**DATA**
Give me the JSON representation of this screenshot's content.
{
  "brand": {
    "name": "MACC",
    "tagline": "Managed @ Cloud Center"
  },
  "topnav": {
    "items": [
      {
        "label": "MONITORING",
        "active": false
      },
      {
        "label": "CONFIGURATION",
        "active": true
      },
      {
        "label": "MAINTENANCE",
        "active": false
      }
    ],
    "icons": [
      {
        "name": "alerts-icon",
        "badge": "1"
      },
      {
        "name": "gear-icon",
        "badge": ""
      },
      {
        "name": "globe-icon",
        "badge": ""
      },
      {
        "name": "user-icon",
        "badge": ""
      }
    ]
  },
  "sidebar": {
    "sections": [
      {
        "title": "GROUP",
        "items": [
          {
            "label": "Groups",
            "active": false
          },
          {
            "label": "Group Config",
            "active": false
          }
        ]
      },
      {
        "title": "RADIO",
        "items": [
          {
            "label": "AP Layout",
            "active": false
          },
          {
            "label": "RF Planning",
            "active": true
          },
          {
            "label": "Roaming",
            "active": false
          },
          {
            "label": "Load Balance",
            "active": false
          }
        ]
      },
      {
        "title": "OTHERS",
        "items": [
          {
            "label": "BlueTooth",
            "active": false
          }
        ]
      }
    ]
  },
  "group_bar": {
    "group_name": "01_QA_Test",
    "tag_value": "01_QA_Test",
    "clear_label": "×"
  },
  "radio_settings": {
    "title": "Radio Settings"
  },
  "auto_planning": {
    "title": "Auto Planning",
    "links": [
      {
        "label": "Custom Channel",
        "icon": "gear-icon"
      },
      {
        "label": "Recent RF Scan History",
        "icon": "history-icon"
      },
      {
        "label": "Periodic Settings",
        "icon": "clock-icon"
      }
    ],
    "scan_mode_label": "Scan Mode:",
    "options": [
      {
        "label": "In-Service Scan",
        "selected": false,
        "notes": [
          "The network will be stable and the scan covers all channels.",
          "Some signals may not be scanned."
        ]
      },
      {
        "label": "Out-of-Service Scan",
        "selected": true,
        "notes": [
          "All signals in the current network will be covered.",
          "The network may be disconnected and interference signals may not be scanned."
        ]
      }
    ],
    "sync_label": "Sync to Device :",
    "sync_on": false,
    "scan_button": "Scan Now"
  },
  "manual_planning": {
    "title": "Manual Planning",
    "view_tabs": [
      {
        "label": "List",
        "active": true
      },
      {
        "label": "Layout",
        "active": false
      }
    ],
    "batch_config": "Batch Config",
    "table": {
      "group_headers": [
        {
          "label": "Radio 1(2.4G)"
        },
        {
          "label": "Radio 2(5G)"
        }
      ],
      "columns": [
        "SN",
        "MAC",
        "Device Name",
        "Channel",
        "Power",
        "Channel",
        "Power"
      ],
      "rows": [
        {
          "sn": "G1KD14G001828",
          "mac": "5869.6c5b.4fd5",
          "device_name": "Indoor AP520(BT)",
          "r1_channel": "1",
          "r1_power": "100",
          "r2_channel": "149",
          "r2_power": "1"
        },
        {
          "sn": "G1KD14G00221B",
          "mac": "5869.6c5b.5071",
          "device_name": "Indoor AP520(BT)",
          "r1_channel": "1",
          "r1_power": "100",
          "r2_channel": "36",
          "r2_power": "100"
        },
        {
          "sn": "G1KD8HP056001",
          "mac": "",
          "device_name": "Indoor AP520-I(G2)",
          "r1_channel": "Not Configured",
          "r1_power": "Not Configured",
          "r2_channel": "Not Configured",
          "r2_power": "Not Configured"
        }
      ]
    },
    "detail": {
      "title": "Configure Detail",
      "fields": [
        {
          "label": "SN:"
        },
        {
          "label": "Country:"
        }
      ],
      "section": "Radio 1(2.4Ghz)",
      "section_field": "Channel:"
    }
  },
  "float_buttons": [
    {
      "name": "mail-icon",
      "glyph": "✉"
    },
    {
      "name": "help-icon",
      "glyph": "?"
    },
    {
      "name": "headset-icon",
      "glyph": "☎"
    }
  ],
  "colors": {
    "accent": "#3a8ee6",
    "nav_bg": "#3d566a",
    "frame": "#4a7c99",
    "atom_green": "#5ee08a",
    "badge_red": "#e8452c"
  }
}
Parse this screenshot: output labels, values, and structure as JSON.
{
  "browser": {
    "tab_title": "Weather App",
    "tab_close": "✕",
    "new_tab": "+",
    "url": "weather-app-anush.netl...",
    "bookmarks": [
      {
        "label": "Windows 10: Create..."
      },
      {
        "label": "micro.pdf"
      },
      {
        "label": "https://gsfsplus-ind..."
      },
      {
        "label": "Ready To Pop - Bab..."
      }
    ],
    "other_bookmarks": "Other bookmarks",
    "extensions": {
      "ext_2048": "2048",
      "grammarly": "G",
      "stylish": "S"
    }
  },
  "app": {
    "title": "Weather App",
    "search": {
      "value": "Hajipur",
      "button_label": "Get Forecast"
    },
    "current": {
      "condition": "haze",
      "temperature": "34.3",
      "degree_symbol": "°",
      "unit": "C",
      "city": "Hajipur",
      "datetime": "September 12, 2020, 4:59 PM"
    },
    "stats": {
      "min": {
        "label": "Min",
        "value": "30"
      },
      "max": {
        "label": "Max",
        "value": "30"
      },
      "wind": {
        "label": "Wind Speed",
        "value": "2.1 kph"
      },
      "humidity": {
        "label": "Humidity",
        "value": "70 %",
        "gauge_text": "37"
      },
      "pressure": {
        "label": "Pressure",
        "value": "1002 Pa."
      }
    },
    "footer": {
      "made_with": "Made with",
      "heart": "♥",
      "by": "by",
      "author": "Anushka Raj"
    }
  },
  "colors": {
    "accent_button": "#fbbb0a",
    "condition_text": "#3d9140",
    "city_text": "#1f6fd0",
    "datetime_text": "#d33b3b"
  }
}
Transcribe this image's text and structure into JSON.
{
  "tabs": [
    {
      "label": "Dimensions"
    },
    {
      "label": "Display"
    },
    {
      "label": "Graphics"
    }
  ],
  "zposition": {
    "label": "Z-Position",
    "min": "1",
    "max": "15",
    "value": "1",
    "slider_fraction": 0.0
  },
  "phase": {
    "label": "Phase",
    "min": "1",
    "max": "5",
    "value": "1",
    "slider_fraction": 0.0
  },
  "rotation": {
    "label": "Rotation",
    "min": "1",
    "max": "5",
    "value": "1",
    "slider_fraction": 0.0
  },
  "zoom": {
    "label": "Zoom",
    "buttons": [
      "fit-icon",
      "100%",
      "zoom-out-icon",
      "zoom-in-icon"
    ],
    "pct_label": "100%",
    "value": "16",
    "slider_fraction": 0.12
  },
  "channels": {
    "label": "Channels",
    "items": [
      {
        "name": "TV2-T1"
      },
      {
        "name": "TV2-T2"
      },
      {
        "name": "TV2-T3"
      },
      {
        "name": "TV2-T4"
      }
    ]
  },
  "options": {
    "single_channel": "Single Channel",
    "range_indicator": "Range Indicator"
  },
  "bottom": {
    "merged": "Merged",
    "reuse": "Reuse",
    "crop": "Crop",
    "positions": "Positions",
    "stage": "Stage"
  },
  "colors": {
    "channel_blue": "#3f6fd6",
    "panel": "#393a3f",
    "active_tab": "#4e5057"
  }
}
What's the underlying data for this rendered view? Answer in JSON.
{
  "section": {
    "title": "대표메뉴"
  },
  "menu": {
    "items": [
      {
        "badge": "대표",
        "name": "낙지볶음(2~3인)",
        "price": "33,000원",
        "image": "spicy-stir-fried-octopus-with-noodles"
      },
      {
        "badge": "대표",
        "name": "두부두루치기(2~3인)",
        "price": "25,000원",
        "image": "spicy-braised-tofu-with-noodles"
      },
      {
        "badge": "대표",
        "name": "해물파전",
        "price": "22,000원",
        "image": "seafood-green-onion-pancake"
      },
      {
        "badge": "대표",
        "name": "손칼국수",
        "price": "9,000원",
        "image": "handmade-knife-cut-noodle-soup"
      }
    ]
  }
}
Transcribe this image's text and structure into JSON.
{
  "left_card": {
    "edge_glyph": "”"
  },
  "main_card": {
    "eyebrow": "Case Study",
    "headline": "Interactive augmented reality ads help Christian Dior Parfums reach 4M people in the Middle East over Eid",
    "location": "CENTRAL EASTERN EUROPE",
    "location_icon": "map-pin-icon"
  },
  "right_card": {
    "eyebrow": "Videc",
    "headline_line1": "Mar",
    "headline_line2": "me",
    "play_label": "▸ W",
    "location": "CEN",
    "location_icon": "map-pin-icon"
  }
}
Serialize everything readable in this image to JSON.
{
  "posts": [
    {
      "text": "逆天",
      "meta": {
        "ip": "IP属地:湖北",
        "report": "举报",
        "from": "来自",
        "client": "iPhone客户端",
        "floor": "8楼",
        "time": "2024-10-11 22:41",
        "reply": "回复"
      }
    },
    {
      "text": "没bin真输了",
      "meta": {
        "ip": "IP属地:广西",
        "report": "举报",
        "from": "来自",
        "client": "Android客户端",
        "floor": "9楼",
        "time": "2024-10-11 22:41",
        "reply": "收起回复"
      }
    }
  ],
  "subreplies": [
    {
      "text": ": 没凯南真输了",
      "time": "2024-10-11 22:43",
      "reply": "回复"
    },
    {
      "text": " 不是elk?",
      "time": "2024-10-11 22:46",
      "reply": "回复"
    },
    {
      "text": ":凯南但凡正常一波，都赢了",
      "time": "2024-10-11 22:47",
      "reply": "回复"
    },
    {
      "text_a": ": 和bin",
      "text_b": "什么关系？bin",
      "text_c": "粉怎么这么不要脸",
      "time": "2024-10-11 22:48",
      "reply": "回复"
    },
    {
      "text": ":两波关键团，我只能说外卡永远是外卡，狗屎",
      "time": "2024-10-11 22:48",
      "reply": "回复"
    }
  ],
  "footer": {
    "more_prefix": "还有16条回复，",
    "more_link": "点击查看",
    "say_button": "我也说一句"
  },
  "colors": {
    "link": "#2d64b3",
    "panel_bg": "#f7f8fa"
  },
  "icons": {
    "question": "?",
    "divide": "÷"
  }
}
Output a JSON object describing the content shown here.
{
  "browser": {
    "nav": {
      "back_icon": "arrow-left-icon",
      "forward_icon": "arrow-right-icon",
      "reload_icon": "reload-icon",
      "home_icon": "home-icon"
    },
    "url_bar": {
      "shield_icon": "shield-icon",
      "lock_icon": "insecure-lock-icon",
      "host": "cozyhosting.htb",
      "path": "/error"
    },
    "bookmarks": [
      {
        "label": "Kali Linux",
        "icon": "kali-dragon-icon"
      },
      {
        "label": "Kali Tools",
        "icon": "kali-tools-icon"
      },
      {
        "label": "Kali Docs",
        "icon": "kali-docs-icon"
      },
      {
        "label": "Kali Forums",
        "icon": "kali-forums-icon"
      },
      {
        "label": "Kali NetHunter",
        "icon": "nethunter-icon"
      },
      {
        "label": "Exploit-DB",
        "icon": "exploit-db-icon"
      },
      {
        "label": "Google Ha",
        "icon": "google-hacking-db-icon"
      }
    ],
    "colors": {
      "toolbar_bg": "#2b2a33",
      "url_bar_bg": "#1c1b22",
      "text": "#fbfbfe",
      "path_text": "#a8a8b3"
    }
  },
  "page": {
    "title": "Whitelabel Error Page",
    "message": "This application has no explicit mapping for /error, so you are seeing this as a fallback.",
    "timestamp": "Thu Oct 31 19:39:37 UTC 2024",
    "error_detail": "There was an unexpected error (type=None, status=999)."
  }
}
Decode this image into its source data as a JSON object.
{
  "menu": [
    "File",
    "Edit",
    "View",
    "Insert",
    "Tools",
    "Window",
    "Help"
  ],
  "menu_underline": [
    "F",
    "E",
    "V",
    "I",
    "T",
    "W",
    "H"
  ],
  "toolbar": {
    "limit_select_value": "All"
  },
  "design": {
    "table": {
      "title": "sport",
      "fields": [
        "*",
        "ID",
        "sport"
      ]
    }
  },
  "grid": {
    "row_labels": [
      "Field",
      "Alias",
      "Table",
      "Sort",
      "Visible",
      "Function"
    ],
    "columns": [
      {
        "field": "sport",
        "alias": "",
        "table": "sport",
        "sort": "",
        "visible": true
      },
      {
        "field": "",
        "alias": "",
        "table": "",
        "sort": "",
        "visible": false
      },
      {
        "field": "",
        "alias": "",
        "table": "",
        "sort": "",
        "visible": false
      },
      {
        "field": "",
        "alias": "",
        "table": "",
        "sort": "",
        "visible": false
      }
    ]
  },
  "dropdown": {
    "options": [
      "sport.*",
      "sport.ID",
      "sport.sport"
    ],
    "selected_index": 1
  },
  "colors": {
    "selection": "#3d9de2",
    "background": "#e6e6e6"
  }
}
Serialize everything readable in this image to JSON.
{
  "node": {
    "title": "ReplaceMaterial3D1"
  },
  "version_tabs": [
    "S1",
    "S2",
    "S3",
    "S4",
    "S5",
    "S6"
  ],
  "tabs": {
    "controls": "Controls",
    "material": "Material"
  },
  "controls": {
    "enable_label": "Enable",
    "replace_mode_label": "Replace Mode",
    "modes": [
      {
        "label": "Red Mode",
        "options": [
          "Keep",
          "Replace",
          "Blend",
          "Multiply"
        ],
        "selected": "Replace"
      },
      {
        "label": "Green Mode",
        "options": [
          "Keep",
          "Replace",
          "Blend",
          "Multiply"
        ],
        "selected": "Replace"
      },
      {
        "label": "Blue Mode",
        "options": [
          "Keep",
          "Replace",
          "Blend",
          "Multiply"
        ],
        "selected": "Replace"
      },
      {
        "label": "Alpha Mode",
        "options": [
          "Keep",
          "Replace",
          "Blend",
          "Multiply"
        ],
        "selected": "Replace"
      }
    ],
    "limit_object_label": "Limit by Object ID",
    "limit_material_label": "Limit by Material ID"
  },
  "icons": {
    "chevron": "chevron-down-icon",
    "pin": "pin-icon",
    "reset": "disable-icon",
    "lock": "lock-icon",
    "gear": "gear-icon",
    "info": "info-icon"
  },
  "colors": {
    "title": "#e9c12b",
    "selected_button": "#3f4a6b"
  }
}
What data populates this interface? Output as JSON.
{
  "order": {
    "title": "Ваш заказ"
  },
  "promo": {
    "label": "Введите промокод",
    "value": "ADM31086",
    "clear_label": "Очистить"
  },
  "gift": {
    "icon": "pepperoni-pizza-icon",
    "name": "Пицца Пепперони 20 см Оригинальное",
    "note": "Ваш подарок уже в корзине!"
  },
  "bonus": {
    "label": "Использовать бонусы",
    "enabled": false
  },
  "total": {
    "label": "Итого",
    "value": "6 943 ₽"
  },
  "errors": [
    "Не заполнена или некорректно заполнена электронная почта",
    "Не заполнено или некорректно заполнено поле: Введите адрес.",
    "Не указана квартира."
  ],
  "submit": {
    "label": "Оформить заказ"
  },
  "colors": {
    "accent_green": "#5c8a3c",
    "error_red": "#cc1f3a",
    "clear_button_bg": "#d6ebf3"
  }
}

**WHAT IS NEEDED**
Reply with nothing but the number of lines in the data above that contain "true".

**REPLY**
5